advanced comPacT cameras
by Theano niki Tas
PORTABLE? YES. POWERFUL AND SOPHISTICATED ENOUGH FOR SERIOUS PHOTOGRAPHERS? YES.
Little cameras with big controls are the new normal for photographers who want a small model to throw in a bag or slide in a pocket
but don’t want to sacrifice image quality or manual controls. These advanced models generally have larger sensors than typical
compact cameras (and, therefore, better image quality) and a full complement of auto, manual and semi-manual exposure modes.
Here’s a look at some of the latest advanced compact cameras that will keep you shooting when you leave the DSLR at home.
CANON POWERSHOT S100
Shipping this month, the new Canon PowerShot S100 is the successor to

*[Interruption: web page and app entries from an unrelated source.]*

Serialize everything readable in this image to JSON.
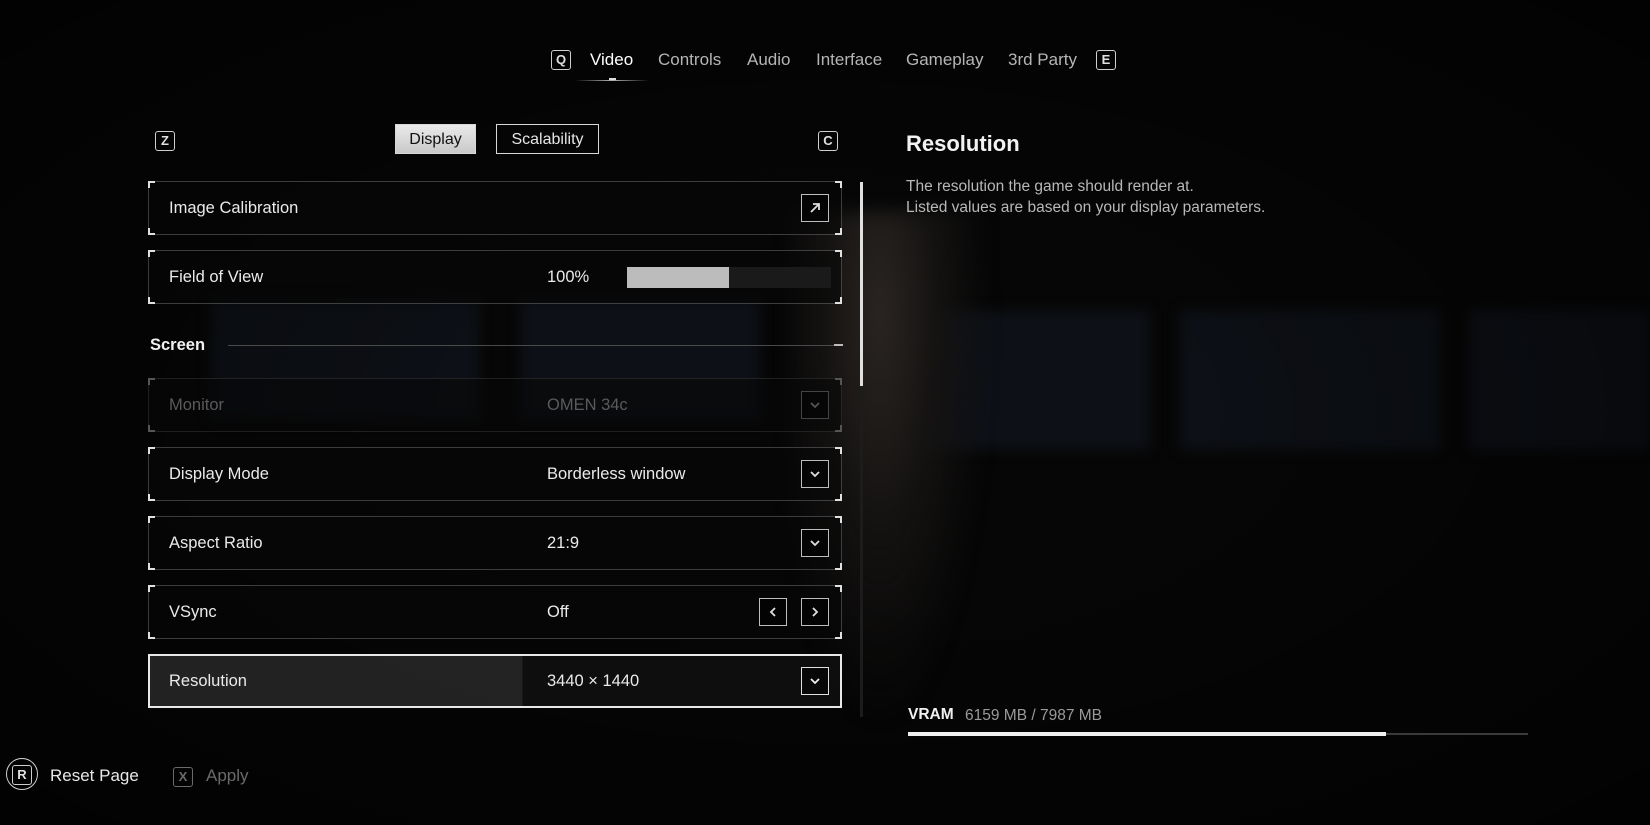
{
  "topnav": {
    "prev_key": "Q",
    "next_key": "E",
    "tabs": [
      {
        "label": "Video",
        "active": true
      },
      {
        "label": "Controls",
        "active": false
      },
      {
        "label": "Audio",
        "active": false
      },
      {
        "label": "Interface",
        "active": false
      },
      {
        "label": "Gameplay",
        "active": false
      },
      {
        "label": "3rd Party",
        "active": false
      }
    ]
  },
  "subnav": {
    "prev_key": "Z",
    "next_key": "C",
    "tabs": [
      {
        "label": "Display",
        "active": true
      },
      {
        "label": "Scalability",
        "active": false
      }
    ]
  },
  "settings": {
    "image_calibration": {
      "label": "Image Calibration",
      "icon": "arrow-up-right-icon"
    },
    "field_of_view": {
      "label": "Field of View",
      "value": "100%",
      "slider_fraction": 0.5
    },
    "screen_section": "Screen",
    "monitor": {
      "label": "Monitor",
      "value": "OMEN 34c",
      "disabled": true
    },
    "display_mode": {
      "label": "Display Mode",
      "value": "Borderless window"
    },
    "aspect_ratio": {
      "label": "Aspect Ratio",
      "value": "21:9"
    },
    "vsync": {
      "label": "VSync",
      "value": "Off"
    },
    "resolution": {
      "label": "Resolution",
      "value": "3440 × 1440",
      "selected": true
    }
  },
  "info_panel": {
    "title": "Resolution",
    "line1": "The resolution the game should render at.",
    "line2": "Listed values are based on your display parameters."
  },
  "vram": {
    "label": "VRAM",
    "value": "6159 MB / 7987 MB",
    "used_fraction": 0.771
  },
  "footer": {
    "reset_key": "R",
    "reset_label": "Reset Page",
    "apply_key": "X",
    "apply_label": "Apply"
  },
  "colors": {
    "background": "#060606",
    "text": "#e8e8e8",
    "muted": "#5a5a5a"
  }
}
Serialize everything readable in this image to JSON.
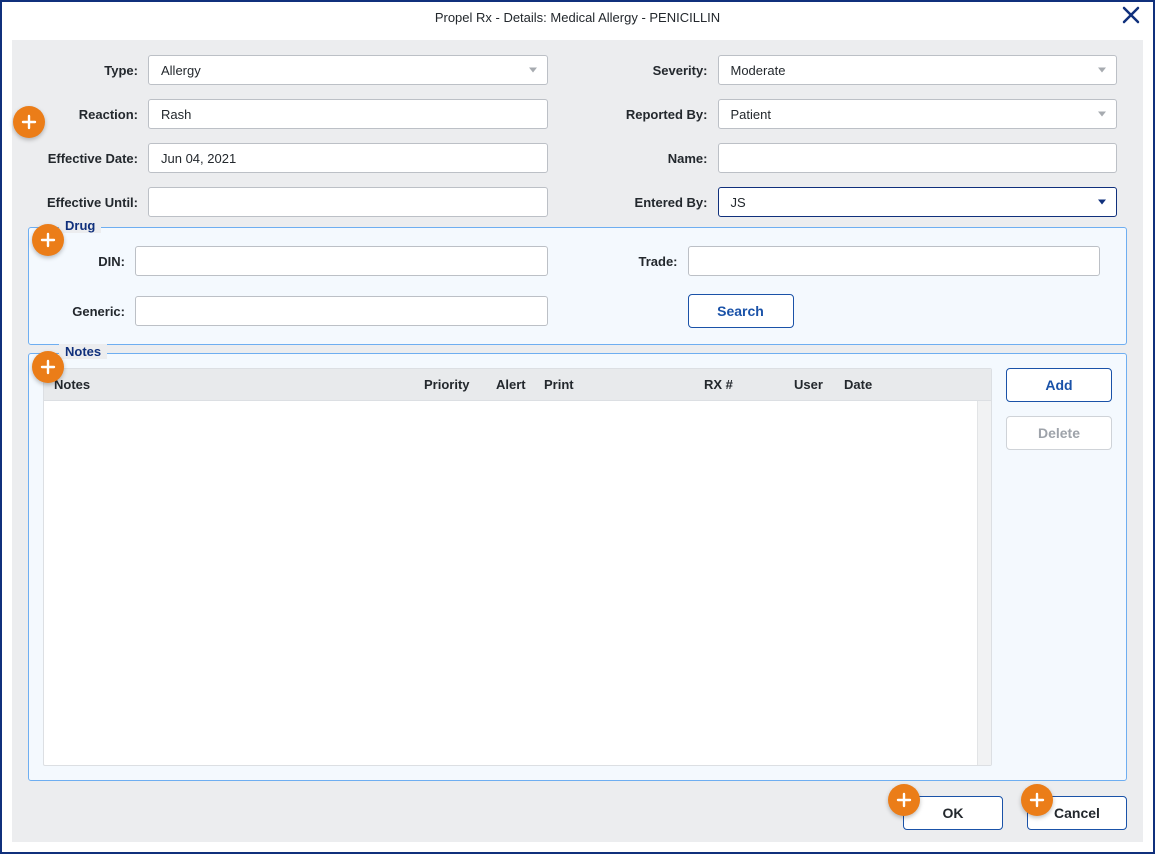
{
  "window": {
    "title": "Propel Rx - Details: Medical Allergy - PENICILLIN"
  },
  "left": {
    "type_label": "Type:",
    "type_value": "Allergy",
    "reaction_label": "Reaction:",
    "reaction_value": "Rash",
    "eff_date_label": "Effective Date:",
    "eff_date_value": "Jun 04, 2021",
    "eff_until_label": "Effective Until:",
    "eff_until_value": ""
  },
  "right": {
    "severity_label": "Severity:",
    "severity_value": "Moderate",
    "reported_by_label": "Reported By:",
    "reported_by_value": "Patient",
    "name_label": "Name:",
    "name_value": "",
    "entered_by_label": "Entered By:",
    "entered_by_value": "JS"
  },
  "drug": {
    "legend": "Drug",
    "din_label": "DIN:",
    "din_value": "",
    "trade_label": "Trade:",
    "trade_value": "",
    "generic_label": "Generic:",
    "generic_value": "",
    "search_label": "Search"
  },
  "notes": {
    "legend": "Notes",
    "cols": {
      "notes": "Notes",
      "priority": "Priority",
      "alert": "Alert",
      "print": "Print",
      "rx": "RX #",
      "user": "User",
      "date": "Date"
    },
    "add_label": "Add",
    "delete_label": "Delete"
  },
  "footer": {
    "ok_label": "OK",
    "cancel_label": "Cancel"
  }
}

one of my favorite cameras, the S95. Built around a 12-megapixel CMOS sensor versus the S95’s 10MP CCD, the S100 can now deliver full 1080p video
at 24fps. Under the hood is Canon’s latest processor, the DIGIC 5, which
helps speed along the new 10fps high speed burst mode that will capture
up to 8 full resolution JPEG images. The camera maintains an f/2.0 lens
but Canon has extended the focal range to 24-120mm. Light sensitivity has
been expanded as well, with native ISO settings from 80-6400. Available
in black or silver, a slight redesign has added a grip to make it easier to hold
but maintains the lens’ control ring that is one of the S-series’ trademarks.
Optical image stabilization is a given for most advanced compact cameras
but the S100 incorporates Intelligent IS, which benefits both still and video
capture. Essentially, the camera automatically selects the appropriate type
of image stabilization for the shot. (For example, if you’re shooting a flower,
the camera will recognize macro mode and correct for that type of shake.)
Additional scene modes include toy camera, monochrome and handheld night scene. The latter captures and merges multiple shots to create
an image with less blur and less image noise. But perhaps the biggest news for the S100 is the addition of GPS. Not only does it geotag images
but, using special Canon software, you can use Google maps to see where you’ve been. There’s also a logging feature that will track your travels
and show a trail, minus the breadcrumbs.
Fuji has added a new member to its X-series family: the 12MP
X10, the little brother to the X100. At the core of this retro-look
compact camera is a 2/3-inch EXR CMOS sensor that provides
Fujifilm’s trademark trio of shooting options: SN (Signal to Noise)
for high sensitivity/low noise shots; DR (Dynamic Range) and HR
(High Resolution). ISO ranges from 100 to 12,800 although the
higher ISOs can only be achieved when image quality is set to
lower resolution. The EXR processor powers the X10’s high speed
continuous shooting of up to 7 frames per second at full resolution. The X10 can also achieve 10 frames per second by dropping
the resolution. The camera is equipped with a new Fujinon 4x
manual zoom lens with a focal range of 28-112mm, a decent
range for a compact camera. At the other end of the spectrum,
the X10 can capture macro images as close as 1cm. In addition to the standard manual and semi-manual exposure modes,
the X10 also features exposure, ISO, dynamic range and film simulation bracketing. An electronic horizon-leveling gauge is
included in the feature set and the camera is capable of shooting RAW (in-camera processing is available). Other features
of note include a 360-degree panorama mode, along with full HD 1080p video with stereo sound.